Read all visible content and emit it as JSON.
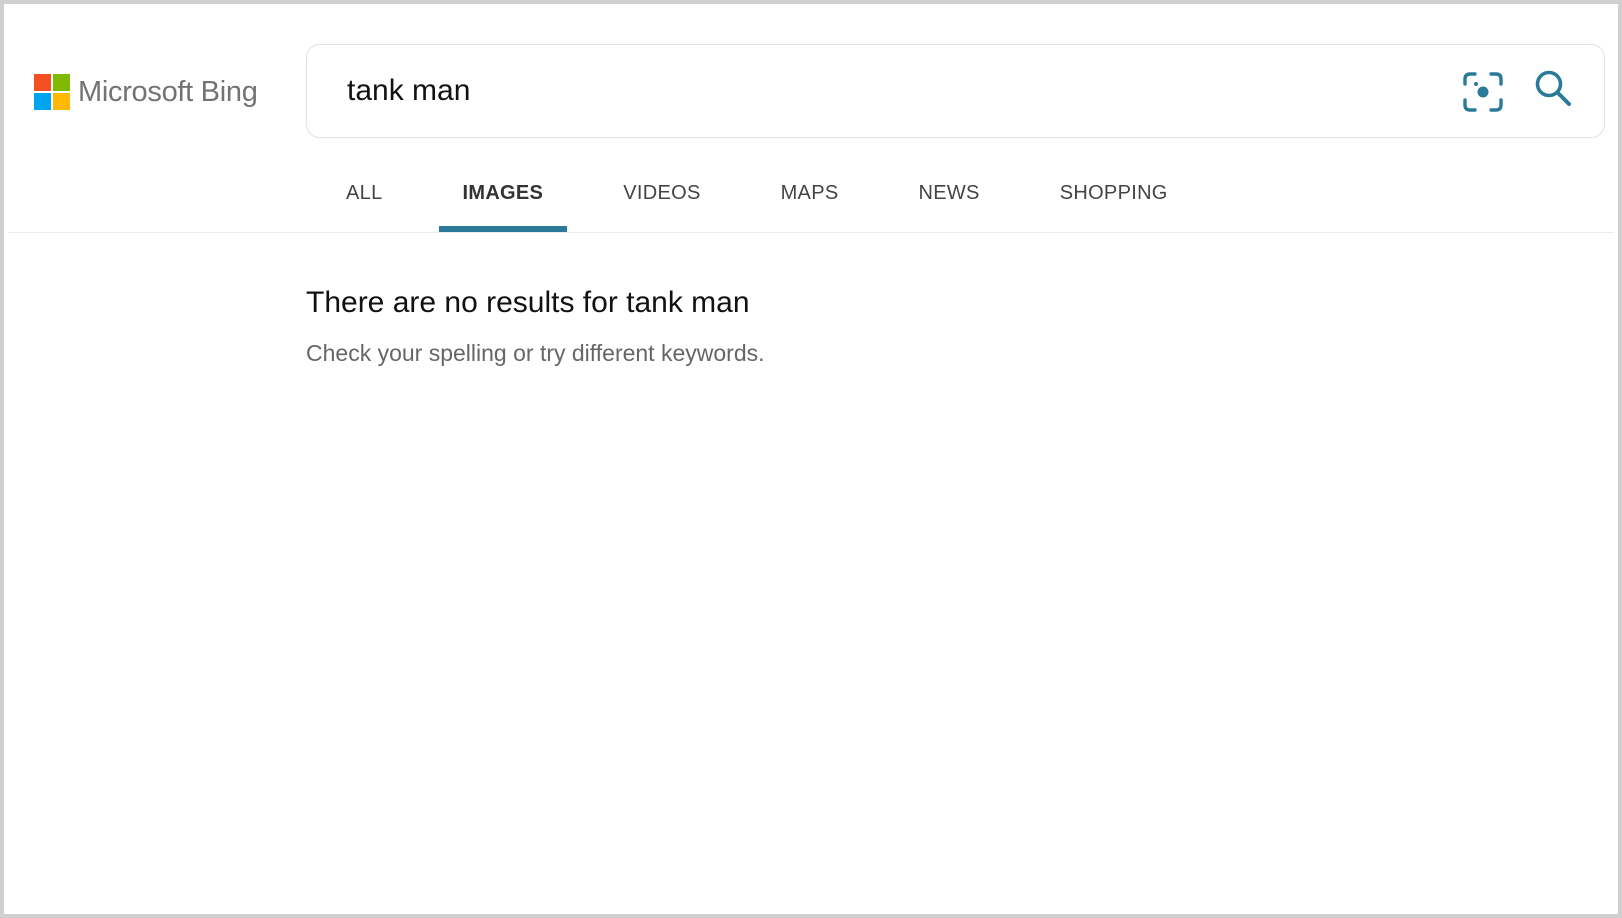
{
  "brand": {
    "logo_text": "Microsoft Bing",
    "logo_icon": "microsoft-logo-icon",
    "logo_colors": [
      "#f25022",
      "#7fba00",
      "#00a4ef",
      "#ffb900"
    ]
  },
  "search": {
    "query": "tank man",
    "visual_search_icon": "visual-search-icon",
    "search_icon": "magnifier-icon"
  },
  "tabs": [
    {
      "label": "ALL",
      "active": false
    },
    {
      "label": "IMAGES",
      "active": true
    },
    {
      "label": "VIDEOS",
      "active": false
    },
    {
      "label": "MAPS",
      "active": false
    },
    {
      "label": "NEWS",
      "active": false
    },
    {
      "label": "SHOPPING",
      "active": false
    }
  ],
  "results": {
    "title": "There are no results for tank man",
    "hint": "Check your spelling or try different keywords."
  },
  "colors": {
    "accent": "#2b7a9a",
    "icon": "#2b7a9a"
  }
}
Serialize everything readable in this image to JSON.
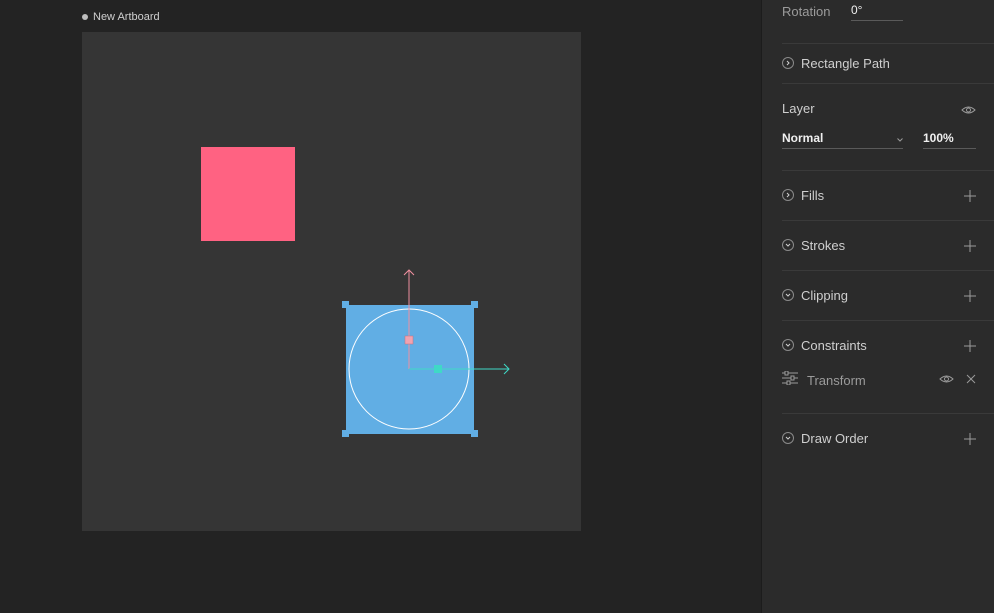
{
  "artboard": {
    "title": "New Artboard"
  },
  "inspector": {
    "rotation": {
      "label": "Rotation",
      "value": "0°"
    },
    "rectangle_path": {
      "label": "Rectangle Path"
    },
    "layer": {
      "label": "Layer",
      "blend_mode": "Normal",
      "opacity": "100%"
    },
    "fills": {
      "label": "Fills"
    },
    "strokes": {
      "label": "Strokes"
    },
    "clipping": {
      "label": "Clipping"
    },
    "constraints": {
      "label": "Constraints",
      "items": [
        {
          "label": "Transform"
        }
      ]
    },
    "draw_order": {
      "label": "Draw Order"
    }
  },
  "colors": {
    "pink_shape": "#ff6282",
    "blue_shape": "#61aee4",
    "y_axis": "#f0909f",
    "x_axis": "#3fd9c6"
  }
}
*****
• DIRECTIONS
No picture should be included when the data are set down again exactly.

• YOUR SOLUTION
Read all visible content and emit it as JSON.
{
  "brand": {
    "logo_text": "Microsoft Bing",
    "logo_icon": "microsoft-logo-icon",
    "logo_colors": [
      "#f25022",
      "#7fba00",
      "#00a4ef",
      "#ffb900"
    ]
  },
  "search": {
    "query": "tank man",
    "visual_search_icon": "visual-search-icon",
    "search_icon": "magnifier-icon"
  },
  "tabs": [
    {
      "label": "ALL",
      "active": false
    },
    {
      "label": "IMAGES",
      "active": true
    },
    {
      "label": "VIDEOS",
      "active": false
    },
    {
      "label": "MAPS",
      "active": false
    },
    {
      "label": "NEWS",
      "active": false
    },
    {
      "label": "SHOPPING",
      "active": false
    }
  ],
  "results": {
    "title": "There are no results for tank man",
    "hint": "Check your spelling or try different keywords."
  },
  "colors": {
    "accent": "#2b7a9a",
    "icon": "#2b7a9a"
  }
}
Serialize everything readable in this image to JSON.
{
  "artboard": {
    "title": "New Artboard"
  },
  "inspector": {
    "rotation": {
      "label": "Rotation",
      "value": "0°"
    },
    "rectangle_path": {
      "label": "Rectangle Path"
    },
    "layer": {
      "label": "Layer",
      "blend_mode": "Normal",
      "opacity": "100%"
    },
    "fills": {
      "label": "Fills"
    },
    "strokes": {
      "label": "Strokes"
    },
    "clipping": {
      "label": "Clipping"
    },
    "constraints": {
      "label": "Constraints",
      "items": [
        {
          "label": "Transform"
        }
      ]
    },
    "draw_order": {
      "label": "Draw Order"
    }
  },
  "colors": {
    "pink_shape": "#ff6282",
    "blue_shape": "#61aee4",
    "y_axis": "#f0909f",
    "x_axis": "#3fd9c6"
  }
}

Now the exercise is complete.